In a statement, the LSP said it did not release the video and that it was not authorized or obtained by official sources. LSP said it had been directed by investigating agencies to not release any evidence or further information on the case.
Family says he was a person who loved people
The man who told officers “You’re my brother” is who Greene really was, his family told CNN.
Wilson said her brother was someone who loved people. “He exuded that even in the midst of them taking him down,” she said.
Hardin said she is struggling now, not having the son who would always try to get her to take a more positive view on things when she was feeling down, telling her “Ma, you’re not looking at it the way you should look at it.”
His favorite phrase, she said, was “We’re winning.”
Crash report doesn’t mention struggle; separate document says investigation into death started that day
A state official with knowledge of the Greene investigation told CNN that the LSP was investigating the incident as a criminal matter from the first night.
“State police investigators were there onsite that night and launched a criminal investigation,” a source with direct knowledge of the incident told CNN. The state official was not authorized to speak to the media because the case is pending federal review.
The initial crash report from state police made no mention of troopers using force or arresting Greene.
That crash report said two troopers pursued a vehicle being driven by Greene following an attempt to pull him over for an unspecified traffic violation, and the pursuit ended when Greene crashed his vehicle.
A separate state police document noted that the Louisiana State Police Criminal Investigations Division was called about an hour after the crash to investigate Greene’s in-custody death.
That document — an initial complaint by the investigations division — says “Greene was taken into custody after resisting arrest and a struggle with troopers.”
“A short time later Greene became unresponsive and was transported to Glenwood Medical Center by Pafford Medical Service,” the initial complaint reads.

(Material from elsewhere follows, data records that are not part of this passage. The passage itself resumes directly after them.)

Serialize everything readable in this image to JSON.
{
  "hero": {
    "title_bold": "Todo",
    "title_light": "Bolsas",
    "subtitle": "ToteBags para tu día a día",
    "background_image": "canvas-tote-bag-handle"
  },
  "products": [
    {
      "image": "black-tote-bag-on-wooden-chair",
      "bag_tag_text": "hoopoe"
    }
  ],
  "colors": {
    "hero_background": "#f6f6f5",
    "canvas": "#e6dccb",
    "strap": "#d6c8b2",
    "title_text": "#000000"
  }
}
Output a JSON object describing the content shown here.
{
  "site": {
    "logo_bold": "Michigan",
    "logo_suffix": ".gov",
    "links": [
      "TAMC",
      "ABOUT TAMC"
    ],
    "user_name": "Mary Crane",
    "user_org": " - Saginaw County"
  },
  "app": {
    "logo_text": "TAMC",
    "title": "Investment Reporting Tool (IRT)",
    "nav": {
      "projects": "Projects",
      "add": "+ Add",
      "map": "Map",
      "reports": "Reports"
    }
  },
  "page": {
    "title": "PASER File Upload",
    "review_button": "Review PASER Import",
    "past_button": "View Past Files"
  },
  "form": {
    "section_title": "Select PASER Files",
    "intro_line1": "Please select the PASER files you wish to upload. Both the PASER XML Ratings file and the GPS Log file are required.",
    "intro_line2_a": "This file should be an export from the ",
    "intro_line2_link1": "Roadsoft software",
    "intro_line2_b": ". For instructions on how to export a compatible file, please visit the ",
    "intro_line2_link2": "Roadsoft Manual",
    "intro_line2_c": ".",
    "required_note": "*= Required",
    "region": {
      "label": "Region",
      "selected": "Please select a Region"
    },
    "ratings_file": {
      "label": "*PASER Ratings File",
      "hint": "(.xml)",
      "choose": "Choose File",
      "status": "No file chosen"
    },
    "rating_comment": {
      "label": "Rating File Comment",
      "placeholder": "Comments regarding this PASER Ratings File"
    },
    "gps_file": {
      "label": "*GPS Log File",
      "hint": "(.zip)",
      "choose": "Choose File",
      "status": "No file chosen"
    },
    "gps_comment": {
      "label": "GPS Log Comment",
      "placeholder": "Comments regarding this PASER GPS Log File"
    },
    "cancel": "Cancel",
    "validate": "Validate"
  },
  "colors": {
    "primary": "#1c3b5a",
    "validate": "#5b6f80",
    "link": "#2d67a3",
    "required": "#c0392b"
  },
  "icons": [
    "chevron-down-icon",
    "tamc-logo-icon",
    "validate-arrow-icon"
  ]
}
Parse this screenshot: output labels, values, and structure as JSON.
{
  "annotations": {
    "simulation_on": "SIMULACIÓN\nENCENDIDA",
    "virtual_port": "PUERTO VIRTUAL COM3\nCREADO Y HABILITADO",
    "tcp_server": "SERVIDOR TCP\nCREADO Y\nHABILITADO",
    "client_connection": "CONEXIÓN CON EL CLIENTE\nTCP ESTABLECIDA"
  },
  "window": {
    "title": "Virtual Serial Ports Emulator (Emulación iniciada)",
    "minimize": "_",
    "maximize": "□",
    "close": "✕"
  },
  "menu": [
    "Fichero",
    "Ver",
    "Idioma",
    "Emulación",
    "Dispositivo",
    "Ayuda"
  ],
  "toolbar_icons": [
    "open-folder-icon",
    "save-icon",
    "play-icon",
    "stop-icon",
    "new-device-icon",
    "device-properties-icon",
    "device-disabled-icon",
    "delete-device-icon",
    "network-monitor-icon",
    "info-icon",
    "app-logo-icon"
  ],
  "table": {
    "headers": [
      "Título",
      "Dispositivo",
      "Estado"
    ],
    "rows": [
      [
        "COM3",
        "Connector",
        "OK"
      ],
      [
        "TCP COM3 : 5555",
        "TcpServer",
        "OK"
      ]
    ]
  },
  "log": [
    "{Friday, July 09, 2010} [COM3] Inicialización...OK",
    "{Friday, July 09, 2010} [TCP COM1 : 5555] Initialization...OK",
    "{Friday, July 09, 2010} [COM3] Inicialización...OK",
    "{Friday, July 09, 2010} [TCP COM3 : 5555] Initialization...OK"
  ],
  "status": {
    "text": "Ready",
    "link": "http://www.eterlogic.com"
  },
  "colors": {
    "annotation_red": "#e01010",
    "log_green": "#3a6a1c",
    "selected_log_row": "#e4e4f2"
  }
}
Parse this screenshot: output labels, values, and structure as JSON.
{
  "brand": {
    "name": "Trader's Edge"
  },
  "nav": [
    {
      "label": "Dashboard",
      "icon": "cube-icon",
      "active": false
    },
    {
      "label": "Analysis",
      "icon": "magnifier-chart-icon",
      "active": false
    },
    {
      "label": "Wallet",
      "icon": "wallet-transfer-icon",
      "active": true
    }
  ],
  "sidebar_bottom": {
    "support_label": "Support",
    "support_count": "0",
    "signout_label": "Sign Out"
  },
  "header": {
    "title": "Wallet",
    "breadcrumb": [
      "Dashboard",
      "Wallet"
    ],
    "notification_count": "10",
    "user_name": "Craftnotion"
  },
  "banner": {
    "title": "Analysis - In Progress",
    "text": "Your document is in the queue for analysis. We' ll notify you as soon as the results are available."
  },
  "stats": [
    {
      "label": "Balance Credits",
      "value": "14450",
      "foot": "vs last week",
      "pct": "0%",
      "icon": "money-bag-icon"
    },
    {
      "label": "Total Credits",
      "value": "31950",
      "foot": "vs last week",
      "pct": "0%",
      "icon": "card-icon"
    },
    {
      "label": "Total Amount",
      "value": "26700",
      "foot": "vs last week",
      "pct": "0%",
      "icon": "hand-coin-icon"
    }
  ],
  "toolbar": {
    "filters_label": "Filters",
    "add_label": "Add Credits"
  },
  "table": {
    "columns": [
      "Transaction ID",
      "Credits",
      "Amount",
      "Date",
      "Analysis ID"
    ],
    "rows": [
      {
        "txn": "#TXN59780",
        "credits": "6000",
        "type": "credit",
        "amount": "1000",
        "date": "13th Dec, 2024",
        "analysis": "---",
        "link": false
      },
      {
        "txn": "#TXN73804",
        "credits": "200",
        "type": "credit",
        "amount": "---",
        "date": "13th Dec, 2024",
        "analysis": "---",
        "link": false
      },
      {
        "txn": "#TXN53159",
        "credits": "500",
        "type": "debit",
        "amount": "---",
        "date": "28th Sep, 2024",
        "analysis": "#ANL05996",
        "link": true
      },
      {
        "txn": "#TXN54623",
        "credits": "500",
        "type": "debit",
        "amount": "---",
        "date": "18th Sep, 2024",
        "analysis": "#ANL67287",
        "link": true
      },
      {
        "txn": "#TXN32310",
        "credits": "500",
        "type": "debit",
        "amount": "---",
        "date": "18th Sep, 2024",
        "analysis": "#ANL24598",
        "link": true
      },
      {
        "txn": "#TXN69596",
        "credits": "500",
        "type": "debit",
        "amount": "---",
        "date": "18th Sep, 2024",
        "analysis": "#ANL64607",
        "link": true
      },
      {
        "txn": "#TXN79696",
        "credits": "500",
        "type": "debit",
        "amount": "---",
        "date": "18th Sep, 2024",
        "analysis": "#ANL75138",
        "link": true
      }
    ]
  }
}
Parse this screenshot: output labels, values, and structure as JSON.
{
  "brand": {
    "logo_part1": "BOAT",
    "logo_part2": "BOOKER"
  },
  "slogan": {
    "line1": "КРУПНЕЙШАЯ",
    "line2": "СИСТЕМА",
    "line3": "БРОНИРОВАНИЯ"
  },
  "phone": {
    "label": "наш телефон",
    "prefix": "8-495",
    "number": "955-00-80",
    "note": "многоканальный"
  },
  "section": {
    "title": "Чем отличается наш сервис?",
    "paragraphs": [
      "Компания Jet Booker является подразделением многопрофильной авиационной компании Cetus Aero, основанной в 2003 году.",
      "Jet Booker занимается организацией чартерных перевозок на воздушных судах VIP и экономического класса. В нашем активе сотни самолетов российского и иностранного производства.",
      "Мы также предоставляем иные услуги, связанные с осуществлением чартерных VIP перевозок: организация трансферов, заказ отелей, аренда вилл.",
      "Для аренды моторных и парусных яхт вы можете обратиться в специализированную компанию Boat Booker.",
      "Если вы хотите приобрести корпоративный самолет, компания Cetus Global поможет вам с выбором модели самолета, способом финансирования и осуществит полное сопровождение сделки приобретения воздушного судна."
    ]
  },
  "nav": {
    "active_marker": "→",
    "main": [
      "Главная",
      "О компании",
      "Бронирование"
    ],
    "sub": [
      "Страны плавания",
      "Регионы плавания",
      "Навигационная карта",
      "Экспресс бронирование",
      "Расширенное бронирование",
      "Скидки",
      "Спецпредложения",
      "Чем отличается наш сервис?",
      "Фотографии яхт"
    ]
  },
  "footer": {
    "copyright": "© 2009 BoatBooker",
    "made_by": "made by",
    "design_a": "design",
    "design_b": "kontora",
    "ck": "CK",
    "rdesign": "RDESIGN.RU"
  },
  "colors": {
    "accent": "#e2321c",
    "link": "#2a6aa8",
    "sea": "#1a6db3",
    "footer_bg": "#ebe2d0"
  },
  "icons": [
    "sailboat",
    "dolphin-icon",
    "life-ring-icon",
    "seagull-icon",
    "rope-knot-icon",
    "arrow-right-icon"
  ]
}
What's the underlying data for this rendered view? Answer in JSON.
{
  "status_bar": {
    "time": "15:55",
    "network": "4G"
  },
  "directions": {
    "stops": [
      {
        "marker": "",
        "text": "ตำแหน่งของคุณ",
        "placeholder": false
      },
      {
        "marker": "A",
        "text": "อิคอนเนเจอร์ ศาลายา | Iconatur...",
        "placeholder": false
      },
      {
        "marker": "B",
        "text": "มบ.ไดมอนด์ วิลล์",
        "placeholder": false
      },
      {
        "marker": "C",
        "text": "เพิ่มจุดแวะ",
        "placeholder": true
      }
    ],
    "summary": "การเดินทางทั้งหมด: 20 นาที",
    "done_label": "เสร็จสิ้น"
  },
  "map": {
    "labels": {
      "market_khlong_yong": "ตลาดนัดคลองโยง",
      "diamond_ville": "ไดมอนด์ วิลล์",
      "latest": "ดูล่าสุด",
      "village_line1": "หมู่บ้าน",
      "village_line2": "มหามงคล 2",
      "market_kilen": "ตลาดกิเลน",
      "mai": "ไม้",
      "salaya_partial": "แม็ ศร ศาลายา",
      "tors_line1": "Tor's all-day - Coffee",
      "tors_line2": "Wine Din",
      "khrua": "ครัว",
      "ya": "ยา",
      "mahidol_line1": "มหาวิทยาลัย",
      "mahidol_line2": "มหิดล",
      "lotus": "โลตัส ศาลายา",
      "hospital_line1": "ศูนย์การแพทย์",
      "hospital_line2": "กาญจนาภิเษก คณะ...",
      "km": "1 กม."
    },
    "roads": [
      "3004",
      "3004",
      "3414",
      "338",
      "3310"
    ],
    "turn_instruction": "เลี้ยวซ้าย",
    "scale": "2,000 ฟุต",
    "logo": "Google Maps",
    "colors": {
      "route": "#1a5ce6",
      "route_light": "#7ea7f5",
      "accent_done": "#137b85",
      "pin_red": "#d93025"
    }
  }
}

He died on the way to the hospital, the initial complaint reads.
In May 2020, Greene’s daughter filed a federal wrongful death lawsuit against seven law enforcement officers that said Greene was “brutalized by Louisiana State Police and Union Parish Deputy Officers which caused his death.” The lawsuit alleged officers “used lethal force” against him.
Hardin, Greene’s mother, told CNN Thursday that two investigative officers told the family shortly after the death that Greene crashed into a tree during a pursuit.
The lawsuit alleges “one officer told Greene’s mother that he had been killed immediately after hitting a tree.”
The AP reported last year that Union Parish Coroner Renee Smith said Greene’s death was ruled accidental and was attributed to cardiac arrest.
The lawsuit said an initial report from the Glenwood Medical Center listed the principal cause of Greene’s death as cardiac arrest. He was also diagnosed with an “unspecified injury of head,” according to the lawsuit.
The lawsuit also cites a GCM emergency room physician who allegedly noted that differing accounts about what happened to Greene did not “add up.”
“Upon obtaining more history from different law enforcement personnel, history seems to be disjointed and does not add up. Different versions are present,” the lawsuit quotes the physician as saying.
“Family states they were told by law enforcement that patient died on impact with (tree) immediately after motor vehicle accident, but law enforcement state to me that patient for [sic] out of the car and was running and involved in a fight and struggle” and was “tased 3 times.”
Two officers involved in the incident were reprimanded for their actions that night two years ago, including not following procedures for body-worn cameras.
One officer is on administrative leave in connection with a separate incident. Another officer received a 50-hour suspension, according to an LSP spokesperson.
A third officer — who was heard in an audio recording last year describing beating “the ever-living f***” out of Greene — died in a single-vehicle crash in September.